__Exercise directions__
The output should be all lines of the entries below in which the word "Find" occurs.

[Excerpts from an interface dataset]

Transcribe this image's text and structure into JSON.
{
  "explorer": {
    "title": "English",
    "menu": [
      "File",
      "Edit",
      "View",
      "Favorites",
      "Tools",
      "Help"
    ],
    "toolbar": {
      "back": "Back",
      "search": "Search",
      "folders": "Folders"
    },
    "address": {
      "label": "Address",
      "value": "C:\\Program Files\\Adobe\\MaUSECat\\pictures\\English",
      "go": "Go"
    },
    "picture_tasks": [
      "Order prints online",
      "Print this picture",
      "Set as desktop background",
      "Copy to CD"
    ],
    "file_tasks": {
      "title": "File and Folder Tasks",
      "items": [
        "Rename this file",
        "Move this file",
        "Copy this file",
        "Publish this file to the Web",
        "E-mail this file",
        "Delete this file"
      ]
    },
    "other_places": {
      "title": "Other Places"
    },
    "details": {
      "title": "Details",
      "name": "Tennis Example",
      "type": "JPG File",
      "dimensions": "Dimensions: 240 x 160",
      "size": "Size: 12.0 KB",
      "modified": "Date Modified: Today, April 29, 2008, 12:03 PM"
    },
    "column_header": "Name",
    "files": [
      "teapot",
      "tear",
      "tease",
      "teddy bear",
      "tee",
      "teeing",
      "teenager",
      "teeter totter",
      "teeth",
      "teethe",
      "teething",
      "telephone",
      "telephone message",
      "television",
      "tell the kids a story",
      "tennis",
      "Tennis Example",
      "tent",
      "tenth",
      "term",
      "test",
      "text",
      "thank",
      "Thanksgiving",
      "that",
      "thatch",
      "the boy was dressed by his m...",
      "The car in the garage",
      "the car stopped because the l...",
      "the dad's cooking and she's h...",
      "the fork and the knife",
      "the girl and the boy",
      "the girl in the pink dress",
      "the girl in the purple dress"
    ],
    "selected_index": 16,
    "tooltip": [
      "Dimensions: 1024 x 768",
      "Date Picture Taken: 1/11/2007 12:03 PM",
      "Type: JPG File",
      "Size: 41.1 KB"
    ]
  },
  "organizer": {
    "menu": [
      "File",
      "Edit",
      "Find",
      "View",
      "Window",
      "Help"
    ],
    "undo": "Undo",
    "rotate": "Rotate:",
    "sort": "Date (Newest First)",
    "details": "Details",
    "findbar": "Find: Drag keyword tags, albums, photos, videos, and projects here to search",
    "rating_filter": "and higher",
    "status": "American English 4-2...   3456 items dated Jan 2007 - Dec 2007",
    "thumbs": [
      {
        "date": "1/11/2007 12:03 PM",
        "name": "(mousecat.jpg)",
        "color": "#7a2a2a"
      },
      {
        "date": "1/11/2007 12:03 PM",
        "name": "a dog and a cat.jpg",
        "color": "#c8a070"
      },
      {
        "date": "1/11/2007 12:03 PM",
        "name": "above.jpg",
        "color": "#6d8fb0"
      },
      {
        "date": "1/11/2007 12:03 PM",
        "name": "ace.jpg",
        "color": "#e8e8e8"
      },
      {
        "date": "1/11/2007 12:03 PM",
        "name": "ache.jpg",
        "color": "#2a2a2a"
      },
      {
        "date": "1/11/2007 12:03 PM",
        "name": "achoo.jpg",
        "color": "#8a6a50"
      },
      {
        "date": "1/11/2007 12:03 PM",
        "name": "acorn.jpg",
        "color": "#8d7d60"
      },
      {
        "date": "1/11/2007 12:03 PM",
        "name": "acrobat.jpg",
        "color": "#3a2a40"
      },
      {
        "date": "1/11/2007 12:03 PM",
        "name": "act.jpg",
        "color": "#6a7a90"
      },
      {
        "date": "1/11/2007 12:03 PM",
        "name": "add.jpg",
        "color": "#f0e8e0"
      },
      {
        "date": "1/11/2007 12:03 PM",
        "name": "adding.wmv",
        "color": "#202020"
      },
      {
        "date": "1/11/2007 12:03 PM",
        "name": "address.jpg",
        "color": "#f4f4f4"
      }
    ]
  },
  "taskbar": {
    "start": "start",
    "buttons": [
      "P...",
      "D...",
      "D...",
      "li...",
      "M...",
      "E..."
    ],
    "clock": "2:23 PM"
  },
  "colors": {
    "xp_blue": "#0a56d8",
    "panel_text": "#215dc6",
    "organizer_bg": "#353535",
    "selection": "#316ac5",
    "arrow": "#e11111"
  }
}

__Response to the task__
      "Find",
    "findbar": "Find: Drag keyword tags, albums, photos, videos, and projects here to search",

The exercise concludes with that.